The future looks bleak for vendors in most parts of Zimbabwe.

Zimbabwe after years of an economic collapse is now faced with a serious problem of hordes of struggling vendors estimated at 5,7 million who have invaded every little space in cities and towns to sell their wares.

For many; Zimbabwe is now a vendor nation. Government, fearing social unrest, has not moved in to address the growing vending crisis.

Vendors also claim to have support from First Lady, Grace Mugabe, who says police must not remove them as they are supporting their families.

Harare has seen an explosion of unregulated commerce in recent years due to high unemployment with over 80 percent of the country’s 13 million people unemployed although official statistics put it at least 10 percent.

To discuss this issue, Studio 7’s Blessing Zulu turned to national vendors union Zimbabwe National director, Samuel Wadzai, and founding leader of the Confederation of Zimbabwe Industries (CZI) retailer, Gift Juawo.

Wadzai said vendors are trying to live an honest life.

But the big question the ailing nation is struggling with is what to do with the vendors? Members of parliament have demanded the immediate removal of illegal vendors who have flooded Harare's streets, saying they are a menace and threaten properly-registered retail shops.

The CZI retailer says vendors are depriving them of business yet they invested heavily into licence fees, taxes, employee and other costs in anticipation of a return on investment.

Finance Minister Patrick Chinamasa has vowed to track down all informal traders to recover what he said were the state's dues realized through the activities of the often unregulated economic sector.

It is estimated that the informal sector is generating an annual turnover of 7,4 billion. But the Zimbabwe Informal Sector`s Organization (ZISO) is urging Chinamasa to reconsider his proposed tax regime for the informal traders, and embark on extensive stakeholder consultations to come up with an effective and pro-poor tax mechanism.

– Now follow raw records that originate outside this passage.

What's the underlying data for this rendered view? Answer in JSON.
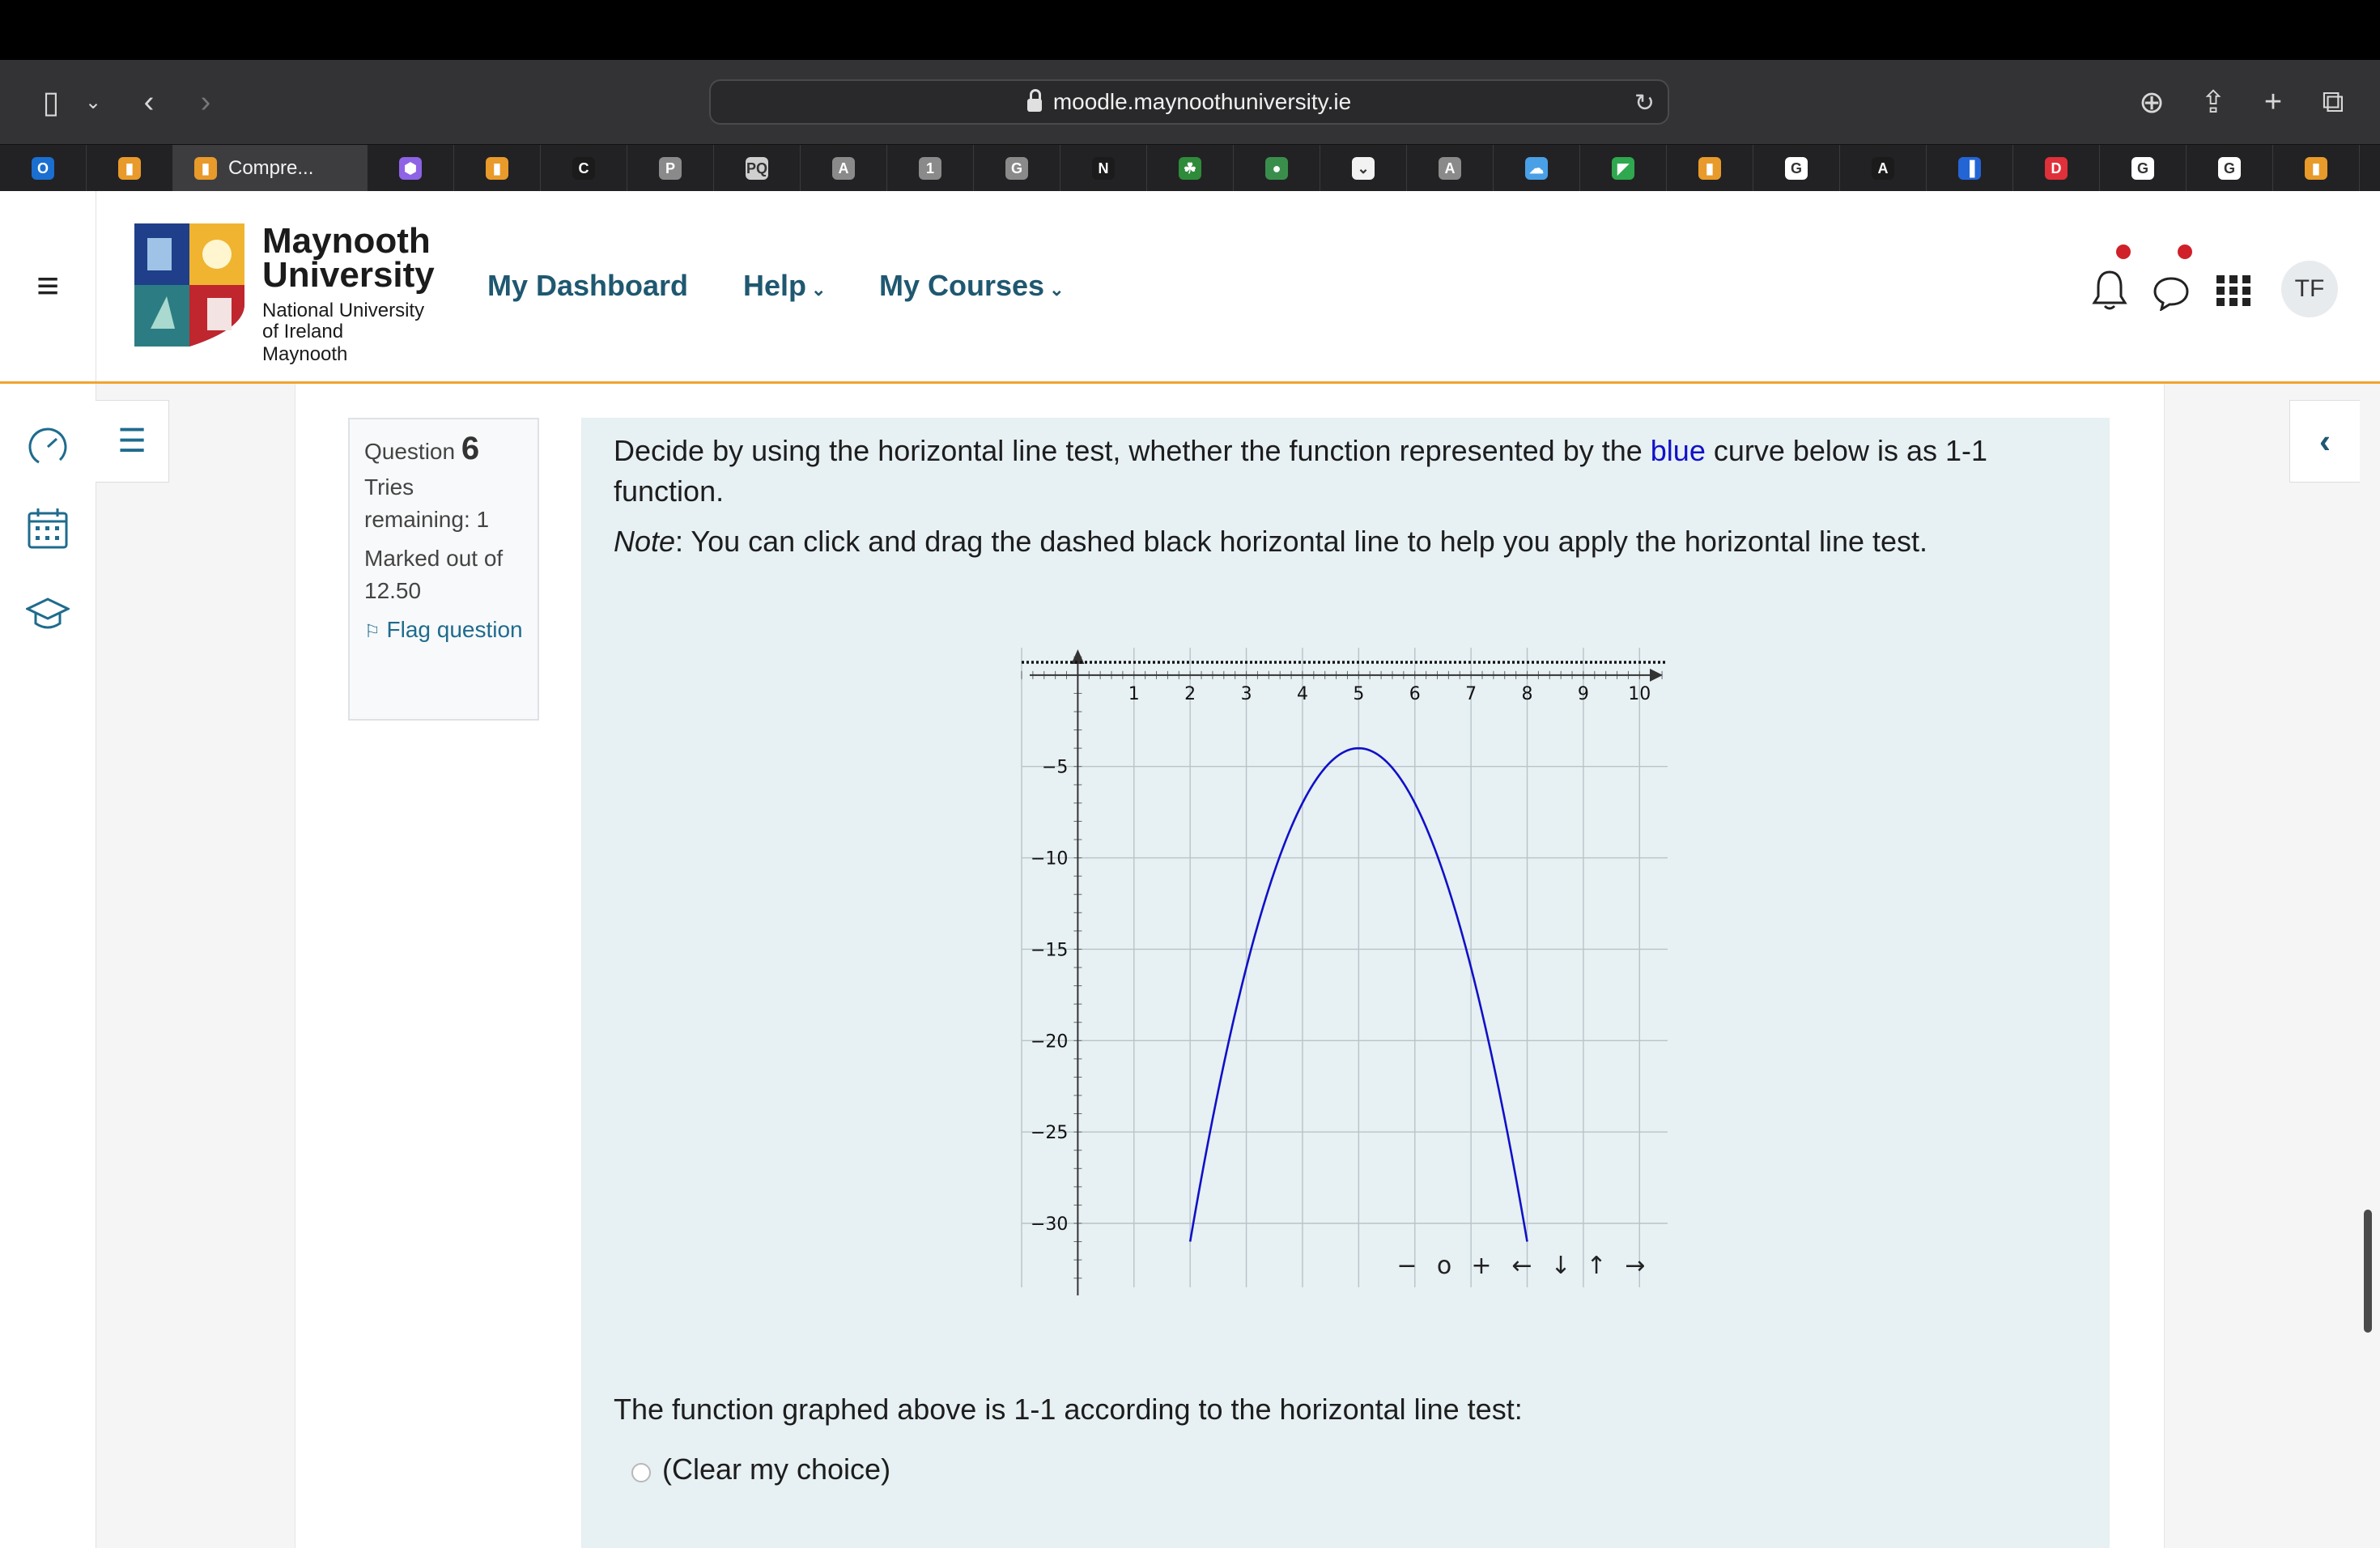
{
  "browser": {
    "url": "moodle.maynoothuniversity.ie",
    "active_tab_label": "Compre...",
    "tabs": [
      {
        "icon": "outlook-icon",
        "glyph": "O",
        "color": "#1a6fd1"
      },
      {
        "icon": "moodle-icon",
        "glyph": "▮",
        "color": "#e89a2a"
      },
      {
        "icon": "moodle-icon",
        "glyph": "▮",
        "color": "#e89a2a",
        "active": true
      },
      {
        "icon": "hexagon-icon",
        "glyph": "⬢",
        "color": "#8e63e6"
      },
      {
        "icon": "moodle-icon",
        "glyph": "▮",
        "color": "#e89a2a"
      },
      {
        "icon": "c-box-icon",
        "glyph": "C",
        "color": "#1b1b1b"
      },
      {
        "icon": "p-icon",
        "glyph": "P",
        "color": "#8a8a8a"
      },
      {
        "icon": "pq-icon",
        "glyph": "PQ",
        "color": "#cfcfcf"
      },
      {
        "icon": "a-icon",
        "glyph": "A",
        "color": "#8a8a8a"
      },
      {
        "icon": "one-icon",
        "glyph": "1",
        "color": "#8a8a8a"
      },
      {
        "icon": "g-icon",
        "glyph": "G",
        "color": "#8a8a8a"
      },
      {
        "icon": "notion-icon",
        "glyph": "N",
        "color": "#1b1b1b"
      },
      {
        "icon": "clover-icon",
        "glyph": "☘",
        "color": "#2e8b3a"
      },
      {
        "icon": "globe-icon",
        "glyph": "●",
        "color": "#3a8e4c"
      },
      {
        "icon": "pocket-icon",
        "glyph": "⌄",
        "color": "#f2f2f2"
      },
      {
        "icon": "a-icon",
        "glyph": "A",
        "color": "#8a8a8a"
      },
      {
        "icon": "cloud-icon",
        "glyph": "☁",
        "color": "#4aa0e6"
      },
      {
        "icon": "leaf-icon",
        "glyph": "◤",
        "color": "#2fa84f"
      },
      {
        "icon": "moodle-icon",
        "glyph": "▮",
        "color": "#e89a2a"
      },
      {
        "icon": "google-icon",
        "glyph": "G",
        "color": "#ffffff"
      },
      {
        "icon": "a-outline-icon",
        "glyph": "A",
        "color": "#1b1b1b"
      },
      {
        "icon": "book-icon",
        "glyph": "▐",
        "color": "#2465d6"
      },
      {
        "icon": "d-icon",
        "glyph": "D",
        "color": "#e0303a"
      },
      {
        "icon": "google-icon",
        "glyph": "G",
        "color": "#ffffff"
      },
      {
        "icon": "google-icon",
        "glyph": "G",
        "color": "#ffffff"
      },
      {
        "icon": "moodle-icon",
        "glyph": "▮",
        "color": "#e89a2a"
      }
    ]
  },
  "header": {
    "logo_line1": "Maynooth",
    "logo_line2": "University",
    "logo_sub1": "National University",
    "logo_sub2": "of Ireland Maynooth",
    "nav": {
      "dashboard": "My Dashboard",
      "help": "Help",
      "courses": "My Courses"
    },
    "avatar_initials": "TF"
  },
  "question": {
    "label": "Question",
    "number": "6",
    "tries": "Tries remaining: 1",
    "marked": "Marked out of 12.50",
    "flag": "Flag question",
    "text_before": "Decide by using the horizontal line test, whether the function represented by the ",
    "text_blue": "blue",
    "text_after": " curve below is as 1-1 function.",
    "note_label": "Note",
    "note_text": ": You can click and drag the dashed black horizontal line to help you apply the horizontal line test.",
    "answer_prompt": "The function graphed above is 1-1 according to the horizontal line test:",
    "clear_choice": "(Clear my choice)"
  },
  "chart_data": {
    "type": "line",
    "title": "",
    "xlabel": "",
    "ylabel": "",
    "x_ticks": [
      "1",
      "2",
      "3",
      "4",
      "5",
      "6",
      "7",
      "8",
      "9",
      "10"
    ],
    "y_ticks": [
      "−5",
      "−10",
      "−15",
      "−20",
      "−25",
      "−30"
    ],
    "xlim": [
      -1,
      10.5
    ],
    "ylim": [
      -33.5,
      1.5
    ],
    "grid": true,
    "series": [
      {
        "color": "#1010c8",
        "x": [
          2,
          2.5,
          3,
          3.5,
          4,
          4.5,
          5,
          5.5,
          6,
          6.5,
          7,
          7.5,
          8
        ],
        "y": [
          -31,
          -23.25,
          -16.5,
          -10.75,
          -7,
          -4.75,
          -4,
          -4.75,
          -7,
          -10.75,
          -16.5,
          -23.25,
          -31
        ]
      }
    ],
    "dashed_line_y": 0.7,
    "controls": [
      "−",
      "o",
      "+",
      "←",
      "↓",
      "↑",
      "→"
    ]
  }
}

ZISO says the presumptive tax of $300 quarterly is way beyond the reach of the informal sector players who seldom make enough to cover their most basic needs.